Extracted information:

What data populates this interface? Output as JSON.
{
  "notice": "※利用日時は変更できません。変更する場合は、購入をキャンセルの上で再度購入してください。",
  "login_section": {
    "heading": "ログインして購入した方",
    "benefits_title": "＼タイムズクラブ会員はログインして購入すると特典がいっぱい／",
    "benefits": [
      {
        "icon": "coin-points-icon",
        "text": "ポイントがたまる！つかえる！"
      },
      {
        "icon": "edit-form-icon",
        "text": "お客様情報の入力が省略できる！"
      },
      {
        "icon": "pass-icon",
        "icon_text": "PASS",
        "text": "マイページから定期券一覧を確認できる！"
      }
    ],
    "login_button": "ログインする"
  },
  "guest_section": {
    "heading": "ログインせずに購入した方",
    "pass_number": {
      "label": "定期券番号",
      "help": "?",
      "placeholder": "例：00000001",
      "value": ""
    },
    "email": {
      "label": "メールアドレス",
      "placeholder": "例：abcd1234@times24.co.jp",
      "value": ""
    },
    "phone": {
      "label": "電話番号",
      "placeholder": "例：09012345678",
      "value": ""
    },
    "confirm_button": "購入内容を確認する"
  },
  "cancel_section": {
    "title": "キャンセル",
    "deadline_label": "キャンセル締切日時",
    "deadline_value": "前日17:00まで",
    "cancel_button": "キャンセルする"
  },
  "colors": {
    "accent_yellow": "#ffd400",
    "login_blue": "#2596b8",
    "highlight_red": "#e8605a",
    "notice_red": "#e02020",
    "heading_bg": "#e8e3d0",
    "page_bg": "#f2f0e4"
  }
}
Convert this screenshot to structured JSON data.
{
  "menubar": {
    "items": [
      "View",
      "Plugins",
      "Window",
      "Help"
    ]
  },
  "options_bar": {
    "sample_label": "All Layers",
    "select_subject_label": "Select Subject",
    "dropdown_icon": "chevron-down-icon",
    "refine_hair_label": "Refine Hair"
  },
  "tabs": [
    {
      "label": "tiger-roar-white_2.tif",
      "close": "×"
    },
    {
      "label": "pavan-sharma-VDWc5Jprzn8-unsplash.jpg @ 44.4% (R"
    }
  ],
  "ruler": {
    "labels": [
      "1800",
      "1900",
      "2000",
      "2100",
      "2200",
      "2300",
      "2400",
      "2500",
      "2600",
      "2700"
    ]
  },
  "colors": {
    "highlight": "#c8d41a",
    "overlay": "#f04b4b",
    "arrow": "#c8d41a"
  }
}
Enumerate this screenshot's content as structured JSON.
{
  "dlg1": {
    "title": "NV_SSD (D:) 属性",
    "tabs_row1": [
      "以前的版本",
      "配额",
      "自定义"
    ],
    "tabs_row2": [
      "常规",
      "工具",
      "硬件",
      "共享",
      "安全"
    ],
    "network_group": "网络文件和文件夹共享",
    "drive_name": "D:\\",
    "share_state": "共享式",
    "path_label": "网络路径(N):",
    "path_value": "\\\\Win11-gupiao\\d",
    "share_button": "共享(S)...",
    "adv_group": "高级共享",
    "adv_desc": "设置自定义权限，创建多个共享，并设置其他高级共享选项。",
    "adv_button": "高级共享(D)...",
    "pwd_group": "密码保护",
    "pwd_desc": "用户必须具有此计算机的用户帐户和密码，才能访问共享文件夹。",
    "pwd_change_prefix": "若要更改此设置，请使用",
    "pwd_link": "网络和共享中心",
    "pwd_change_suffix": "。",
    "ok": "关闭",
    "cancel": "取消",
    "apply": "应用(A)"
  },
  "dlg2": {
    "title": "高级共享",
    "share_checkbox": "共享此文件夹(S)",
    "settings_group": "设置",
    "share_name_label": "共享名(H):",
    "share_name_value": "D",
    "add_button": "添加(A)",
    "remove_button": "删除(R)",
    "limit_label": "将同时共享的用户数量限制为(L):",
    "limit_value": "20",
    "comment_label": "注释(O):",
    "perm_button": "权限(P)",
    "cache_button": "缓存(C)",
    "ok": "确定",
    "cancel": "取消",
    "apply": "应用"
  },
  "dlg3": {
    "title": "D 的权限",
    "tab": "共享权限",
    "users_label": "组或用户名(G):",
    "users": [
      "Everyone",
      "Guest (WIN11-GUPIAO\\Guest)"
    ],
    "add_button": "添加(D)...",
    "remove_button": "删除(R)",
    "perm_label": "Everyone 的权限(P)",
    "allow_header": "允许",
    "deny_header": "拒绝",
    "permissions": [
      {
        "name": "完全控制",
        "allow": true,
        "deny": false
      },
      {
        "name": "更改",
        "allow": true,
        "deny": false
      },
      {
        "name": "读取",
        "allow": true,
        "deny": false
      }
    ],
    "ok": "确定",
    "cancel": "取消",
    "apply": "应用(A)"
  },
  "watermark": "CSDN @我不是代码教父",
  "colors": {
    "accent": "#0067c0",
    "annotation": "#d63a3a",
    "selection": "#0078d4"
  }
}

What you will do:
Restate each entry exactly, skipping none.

Answer section:
What data populates this interface? Output as JSON.
{
  "notice": "※利用日時は変更できません。変更する場合は、購入をキャンセルの上で再度購入してください。",
  "login_section": {
    "heading": "ログインして購入した方",
    "benefits_title": "＼タイムズクラブ会員はログインして購入すると特典がいっぱい／",
    "benefits": [
      {
        "icon": "coin-points-icon",
        "text": "ポイントがたまる！つかえる！"
      },
      {
        "icon": "edit-form-icon",
        "text": "お客様情報の入力が省略できる！"
      },
      {
        "icon": "pass-icon",
        "icon_text": "PASS",
        "text": "マイページから定期券一覧を確認できる！"
      }
    ],
    "login_button": "ログインする"
  },
  "guest_section": {
    "heading": "ログインせずに購入した方",
    "pass_number": {
      "label": "定期券番号",
      "help": "?",
      "placeholder": "例：00000001",
      "value": ""
    },
    "email": {
      "label": "メールアドレス",
      "placeholder": "例：abcd1234@times24.co.jp",
      "value": ""
    },
    "phone": {
      "label": "電話番号",
      "placeholder": "例：09012345678",
      "value": ""
    },
    "confirm_button": "購入内容を確認する"
  },
  "cancel_section": {
    "title": "キャンセル",
    "deadline_label": "キャンセル締切日時",
    "deadline_value": "前日17:00まで",
    "cancel_button": "キャンセルする"
  },
  "colors": {
    "accent_yellow": "#ffd400",
    "login_blue": "#2596b8",
    "highlight_red": "#e8605a",
    "notice_red": "#e02020",
    "heading_bg": "#e8e3d0",
    "page_bg": "#f2f0e4"
  }
}
Convert this screenshot to structured JSON data.
{
  "menubar": {
    "items": [
      "View",
      "Plugins",
      "Window",
      "Help"
    ]
  },
  "options_bar": {
    "sample_label": "All Layers",
    "select_subject_label": "Select Subject",
    "dropdown_icon": "chevron-down-icon",
    "refine_hair_label": "Refine Hair"
  },
  "tabs": [
    {
      "label": "tiger-roar-white_2.tif",
      "close": "×"
    },
    {
      "label": "pavan-sharma-VDWc5Jprzn8-unsplash.jpg @ 44.4% (R"
    }
  ],
  "ruler": {
    "labels": [
      "1800",
      "1900",
      "2000",
      "2100",
      "2200",
      "2300",
      "2400",
      "2500",
      "2600",
      "2700"
    ]
  },
  "colors": {
    "highlight": "#c8d41a",
    "overlay": "#f04b4b",
    "arrow": "#c8d41a"
  }
}
Enumerate this screenshot's content as structured JSON.
{
  "dlg1": {
    "title": "NV_SSD (D:) 属性",
    "tabs_row1": [
      "以前的版本",
      "配额",
      "自定义"
    ],
    "tabs_row2": [
      "常规",
      "工具",
      "硬件",
      "共享",
      "安全"
    ],
    "network_group": "网络文件和文件夹共享",
    "drive_name": "D:\\",
    "share_state": "共享式",
    "path_label": "网络路径(N):",
    "path_value": "\\\\Win11-gupiao\\d",
    "share_button": "共享(S)...",
    "adv_group": "高级共享",
    "adv_desc": "设置自定义权限，创建多个共享，并设置其他高级共享选项。",
    "adv_button": "高级共享(D)...",
    "pwd_group": "密码保护",
    "pwd_desc": "用户必须具有此计算机的用户帐户和密码，才能访问共享文件夹。",
    "pwd_change_prefix": "若要更改此设置，请使用",
    "pwd_link": "网络和共享中心",
    "pwd_change_suffix": "。",
    "ok": "关闭",
    "cancel": "取消",
    "apply": "应用(A)"
  },
  "dlg2": {
    "title": "高级共享",
    "share_checkbox": "共享此文件夹(S)",
    "settings_group": "设置",
    "share_name_label": "共享名(H):",
    "share_name_value": "D",
    "add_button": "添加(A)",
    "remove_button": "删除(R)",
    "limit_label": "将同时共享的用户数量限制为(L):",
    "limit_value": "20",
    "comment_label": "注释(O):",
    "perm_button": "权限(P)",
    "cache_button": "缓存(C)",
    "ok": "确定",
    "cancel": "取消",
    "apply": "应用"
  },
  "dlg3": {
    "title": "D 的权限",
    "tab": "共享权限",
    "users_label": "组或用户名(G):",
    "users": [
      "Everyone",
      "Guest (WIN11-GUPIAO\\Guest)"
    ],
    "add_button": "添加(D)...",
    "remove_button": "删除(R)",
    "perm_label": "Everyone 的权限(P)",
    "allow_header": "允许",
    "deny_header": "拒绝",
    "permissions": [
      {
        "name": "完全控制",
        "allow": true,
        "deny": false
      },
      {
        "name": "更改",
        "allow": true,
        "deny": false
      },
      {
        "name": "读取",
        "allow": true,
        "deny": false
      }
    ],
    "ok": "确定",
    "cancel": "取消",
    "apply": "应用(A)"
  },
  "watermark": "CSDN @我不是代码教父",
  "colors": {
    "accent": "#0067c0",
    "annotation": "#d63a3a",
    "selection": "#0078d4"
  }
}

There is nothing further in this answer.